A long time ago every dinner was beef, every lunch was chicken, and every breakfast was bacon. It was the way things were, and there was nothing the household teenager could do about it. Their parents bought the food, and they were required to eat it, no matter how much they grimaced at the sight of brussel sprouts or beef.

Nowadays, teens have choices. Vegetarianism is no longer a radical, unconventional thing to do. Many teens are choosing to eliminate meat from their diets because of choice. It's nice to know that we have a choice. We no longer have to be forced with our mouths pried open to eat "What's for dinner," as those countless commercials claim.

As a vegetarian myself, I am very happy to be starting a page on something that affects me every day. People ask why I choose to isolate my mouth from meat, they wonder why I don't take the turkey at Thanksgiving, and some even start conversations with me about why they too choose not to eat meat.

Teens everywhere are becoming vegetarians. In sophisticated New York City to rural Wyoming. If you asked 10 people, chances are at least one of them is a vegetarian, or at least thinking about it.

What is a vegetarian?
Why become one?
But what will people say?

Why become a veggie?

So if you love hamburgers, stir fry, and that lovely meatloaf your mother makes...why switch? Well, I suppose if you have come to this place, you're probably wondering what's so bad about all those wonderful foods you eat all the time. It can be different for all people. I've talked to many non-veggies who, when mentioned the word tofu, look like they are about to barf. It's so easy to act that way when you've never tried something. Is it more gross to put a dead animal than some soy beans in your mouth? For me, it's the dead animal that disgusts me. Whatever your personal opinions are, they are yours, but what I am trying to tell you is why some people switch.

Sometimes people switch purely by the way meat tastes. They don't like meat, and nobody is going stop them. There is nothing you can really say to try to persuade somebody who doesn't like the taste of meat to eat the next sloppy joe they see. That is the way it is with a lot of vegetarians.

Some people switch to the veggie-life for health reasons. It is said that vegetarians live longer and have less of a chance of getting nastified diseases like heart disease, diabetes, and some types of cancer. They also tend to be thinner (that extra fat on the beef really adds up), and have lower blood pressure.
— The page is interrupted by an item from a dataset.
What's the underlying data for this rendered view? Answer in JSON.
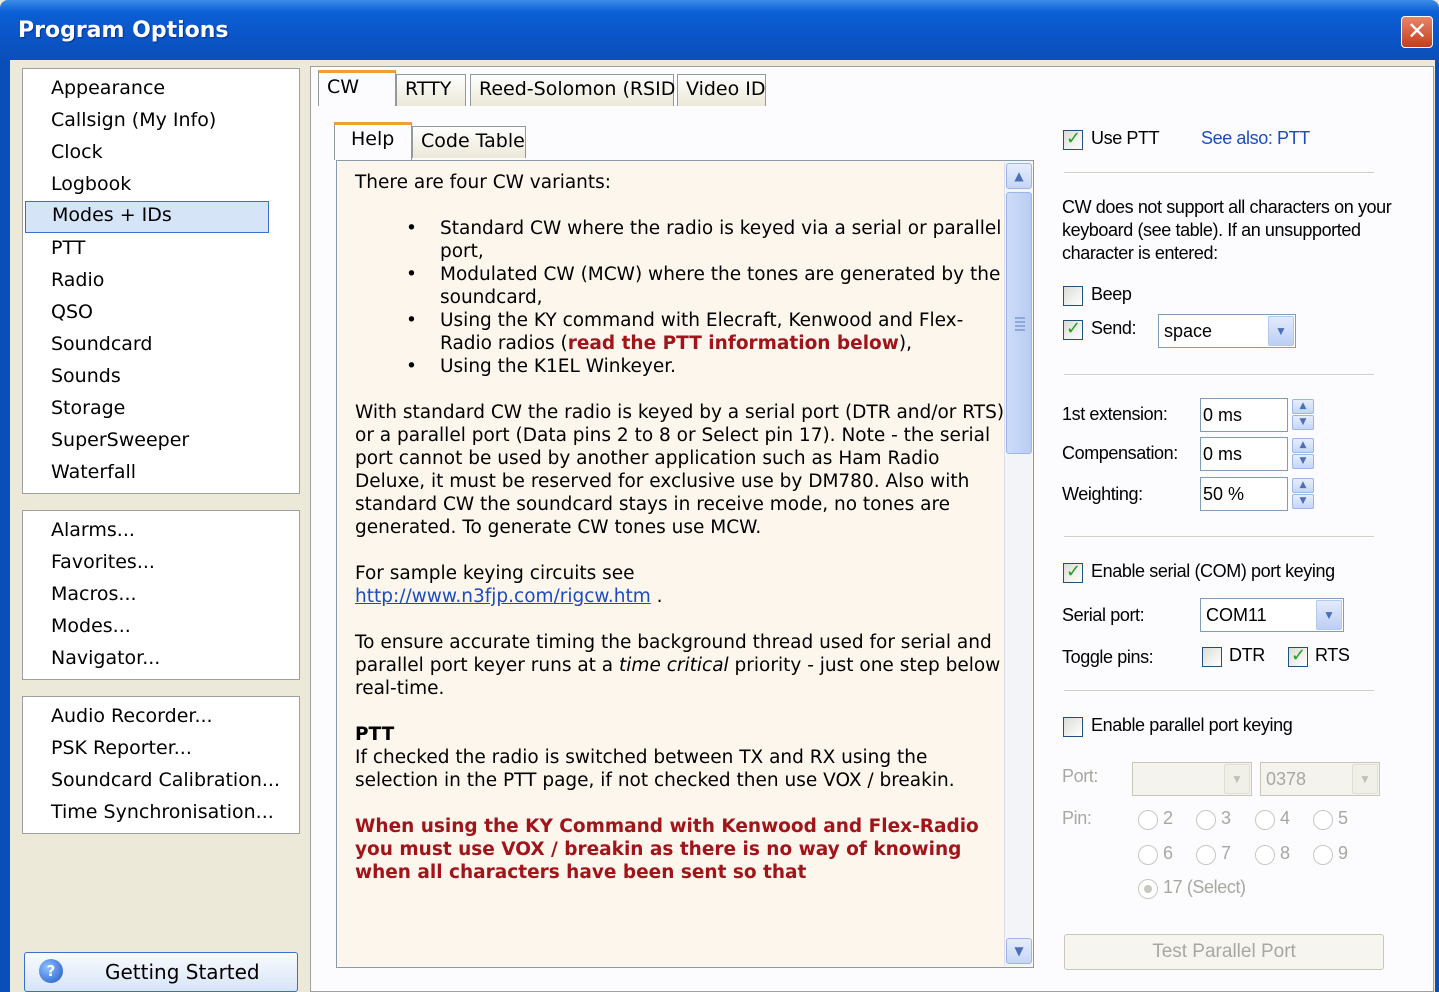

These facts are because a vegetarian diet has less cholesterol and fat and more vitamins and fiber.

Many vegetarians are what they are because of a variety of religeous and ethical beliefs. (Thanks Animal Rights Homepage!) Some vegetarians such as Jains, Buddists, and Hindus, believe that killing and eating animals violates the ethical concept of ahimsa, or non-violence.

Another reason why people become vegetarians is for animal rights. For instance:
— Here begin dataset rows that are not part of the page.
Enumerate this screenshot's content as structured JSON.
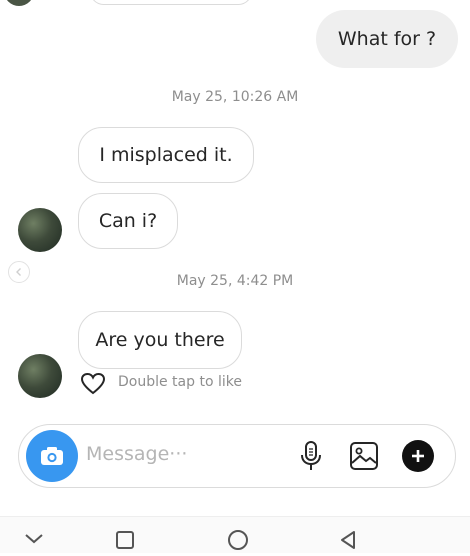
{
  "messages": {
    "outgoing_1": "What for ?",
    "stamp_1": "May 25, 10:26 AM",
    "incoming_1": "I misplaced it.",
    "incoming_2": "Can i?",
    "stamp_2": "May 25, 4:42 PM",
    "incoming_3": "Are you there",
    "like_hint": "Double tap to like"
  },
  "composer": {
    "placeholder": "Message···"
  },
  "icons": {
    "camera": "camera-icon",
    "mic": "microphone-icon",
    "gallery": "image-icon",
    "add": "plus-icon",
    "heart": "heart-icon",
    "back_arrow": "chevron-left-icon",
    "nav_down": "chevron-down-icon",
    "nav_square": "square-icon",
    "nav_home": "circle-icon",
    "nav_back": "triangle-back-icon"
  },
  "colors": {
    "accent": "#3897f0",
    "outgoing_bubble": "#efefef",
    "timestamp": "#8e8e8e"
  }
}
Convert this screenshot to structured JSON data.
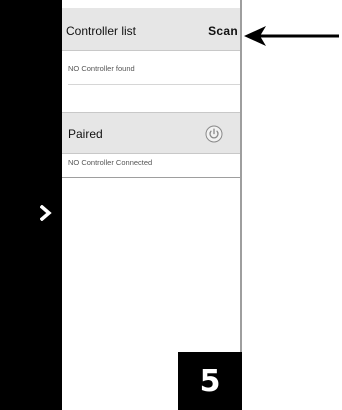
{
  "side_nav": {
    "expand_icon": "chevron-right-icon"
  },
  "controller_list": {
    "title": "Controller list",
    "scan_label": "Scan",
    "empty_text": "NO Controller found"
  },
  "paired": {
    "title": "Paired",
    "power_icon": "power-icon",
    "empty_text": "NO Controller Connected"
  },
  "annotation": {
    "arrow_icon": "arrow-left-icon",
    "step_number": "5"
  },
  "colors": {
    "header_bg": "#e6e6e6",
    "sidebar_bg": "#000000",
    "badge_bg": "#000000"
  }
}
At the slaughterhouse, animals are supposed to be protected by something called the Humane Slaughter Act. This act, in part says that an animal is supposed to be unconscious before killed. There are many faults in this act. For one thing, the act doesn't even consider chickens, turkeys, and other birds to be animals. This means that most farm animals are conscious while being killed.

It's things like that that make people want to throw that hamburger out the fast food door. Here is a list of some other statistics and facts that I compiled through my research.